## Exercise description
From the first line of the listing to the last, set down everything exactly, but skip the images.

╔══

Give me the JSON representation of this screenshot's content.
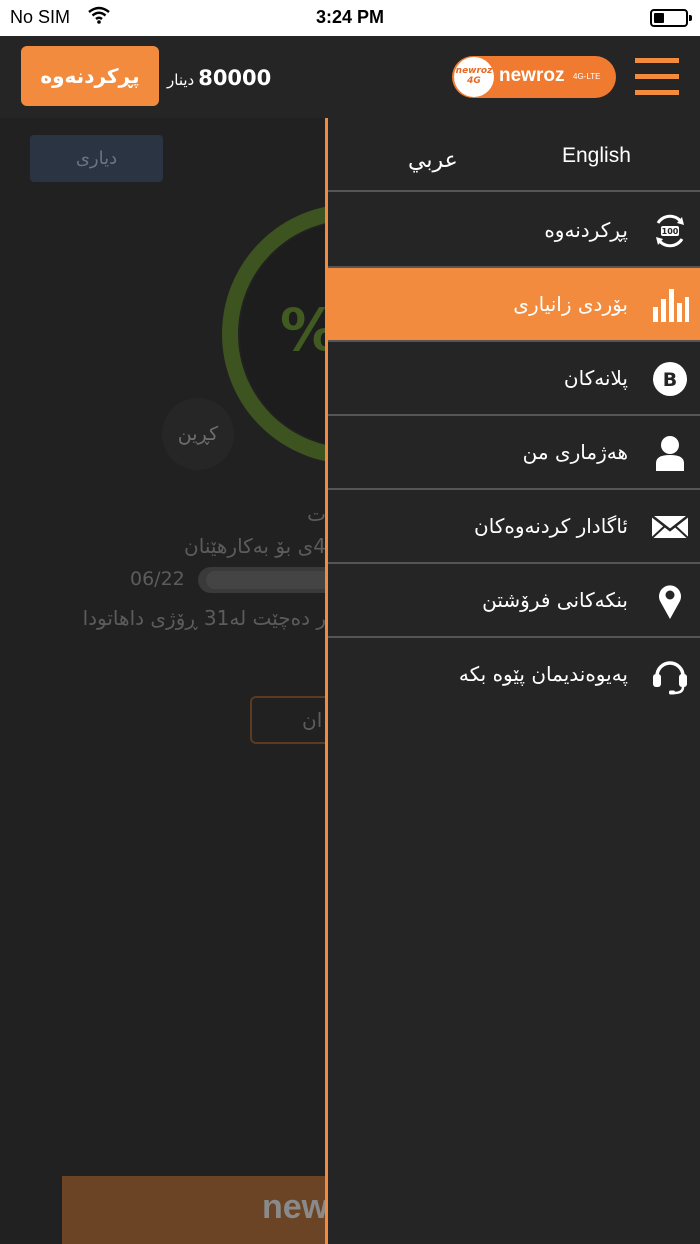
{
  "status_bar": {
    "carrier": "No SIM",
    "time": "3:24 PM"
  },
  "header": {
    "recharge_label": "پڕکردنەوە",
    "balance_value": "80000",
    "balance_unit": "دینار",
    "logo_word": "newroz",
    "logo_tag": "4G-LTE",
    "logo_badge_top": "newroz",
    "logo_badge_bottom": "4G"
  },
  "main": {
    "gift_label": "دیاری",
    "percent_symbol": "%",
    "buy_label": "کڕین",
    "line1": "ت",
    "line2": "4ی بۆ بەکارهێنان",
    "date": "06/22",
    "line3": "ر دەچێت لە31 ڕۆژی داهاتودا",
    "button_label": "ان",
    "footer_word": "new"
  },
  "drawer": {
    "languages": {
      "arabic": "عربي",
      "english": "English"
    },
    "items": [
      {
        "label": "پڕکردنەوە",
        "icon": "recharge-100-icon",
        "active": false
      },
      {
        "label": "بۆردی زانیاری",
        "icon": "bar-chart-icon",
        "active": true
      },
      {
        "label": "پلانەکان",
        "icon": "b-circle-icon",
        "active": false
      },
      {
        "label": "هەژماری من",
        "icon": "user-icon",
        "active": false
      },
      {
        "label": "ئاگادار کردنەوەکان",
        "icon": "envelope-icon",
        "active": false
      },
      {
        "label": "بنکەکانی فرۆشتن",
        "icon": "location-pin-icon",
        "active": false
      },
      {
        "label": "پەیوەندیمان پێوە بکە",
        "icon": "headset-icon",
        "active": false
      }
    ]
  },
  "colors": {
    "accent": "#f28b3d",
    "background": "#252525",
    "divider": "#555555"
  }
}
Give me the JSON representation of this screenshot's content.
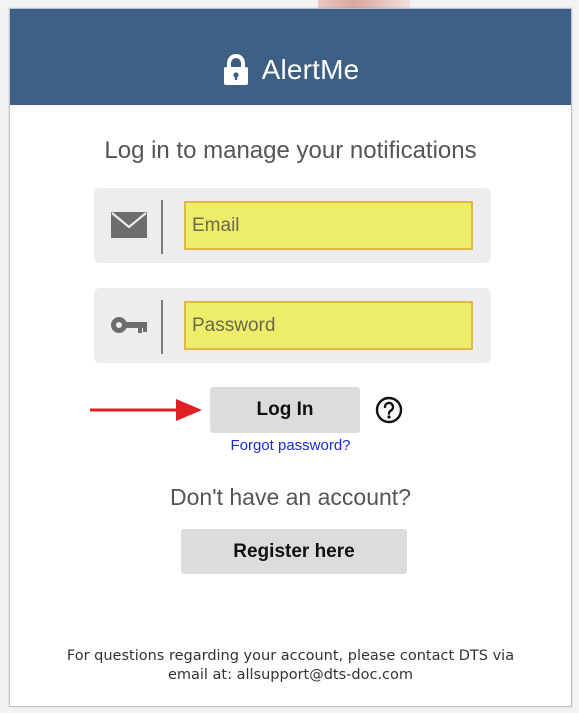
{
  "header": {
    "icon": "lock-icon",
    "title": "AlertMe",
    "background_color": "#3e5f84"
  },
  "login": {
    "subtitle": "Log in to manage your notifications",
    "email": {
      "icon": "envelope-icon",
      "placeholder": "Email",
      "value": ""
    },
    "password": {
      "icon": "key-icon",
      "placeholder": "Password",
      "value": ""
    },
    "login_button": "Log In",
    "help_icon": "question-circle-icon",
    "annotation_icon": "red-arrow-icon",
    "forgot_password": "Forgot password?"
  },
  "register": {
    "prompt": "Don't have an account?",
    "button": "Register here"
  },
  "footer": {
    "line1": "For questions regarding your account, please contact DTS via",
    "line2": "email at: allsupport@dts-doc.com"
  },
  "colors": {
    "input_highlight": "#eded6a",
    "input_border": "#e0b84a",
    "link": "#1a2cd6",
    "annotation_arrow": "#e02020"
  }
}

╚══

## Worked solution
Give me the JSON representation of this screenshot's content.
{
  "status_bar": {
    "carrier": "No SIM",
    "time": "3:24 PM"
  },
  "header": {
    "recharge_label": "پڕکردنەوە",
    "balance_value": "80000",
    "balance_unit": "دینار",
    "logo_word": "newroz",
    "logo_tag": "4G-LTE",
    "logo_badge_top": "newroz",
    "logo_badge_bottom": "4G"
  },
  "main": {
    "gift_label": "دیاری",
    "percent_symbol": "%",
    "buy_label": "کڕین",
    "line1": "ت",
    "line2": "4ی بۆ بەکارهێنان",
    "date": "06/22",
    "line3": "ر دەچێت لە31 ڕۆژی داهاتودا",
    "button_label": "ان",
    "footer_word": "new"
  },
  "drawer": {
    "languages": {
      "arabic": "عربي",
      "english": "English"
    },
    "items": [
      {
        "label": "پڕکردنەوە",
        "icon": "recharge-100-icon",
        "active": false
      },
      {
        "label": "بۆردی زانیاری",
        "icon": "bar-chart-icon",
        "active": true
      },
      {
        "label": "پلانەکان",
        "icon": "b-circle-icon",
        "active": false
      },
      {
        "label": "هەژماری من",
        "icon": "user-icon",
        "active": false
      },
      {
        "label": "ئاگادار کردنەوەکان",
        "icon": "envelope-icon",
        "active": false
      },
      {
        "label": "بنکەکانی فرۆشتن",
        "icon": "location-pin-icon",
        "active": false
      },
      {
        "label": "پەیوەندیمان پێوە بکە",
        "icon": "headset-icon",
        "active": false
      }
    ]
  },
  "colors": {
    "accent": "#f28b3d",
    "background": "#252525",
    "divider": "#555555"
  }
}
Give me the JSON representation of this screenshot's content.
{
  "header": {
    "icon": "lock-icon",
    "title": "AlertMe",
    "background_color": "#3e5f84"
  },
  "login": {
    "subtitle": "Log in to manage your notifications",
    "email": {
      "icon": "envelope-icon",
      "placeholder": "Email",
      "value": ""
    },
    "password": {
      "icon": "key-icon",
      "placeholder": "Password",
      "value": ""
    },
    "login_button": "Log In",
    "help_icon": "question-circle-icon",
    "annotation_icon": "red-arrow-icon",
    "forgot_password": "Forgot password?"
  },
  "register": {
    "prompt": "Don't have an account?",
    "button": "Register here"
  },
  "footer": {
    "line1": "For questions regarding your account, please contact DTS via",
    "line2": "email at: allsupport@dts-doc.com"
  },
  "colors": {
    "input_highlight": "#eded6a",
    "input_border": "#e0b84a",
    "link": "#1a2cd6",
    "annotation_arrow": "#e02020"
  }
}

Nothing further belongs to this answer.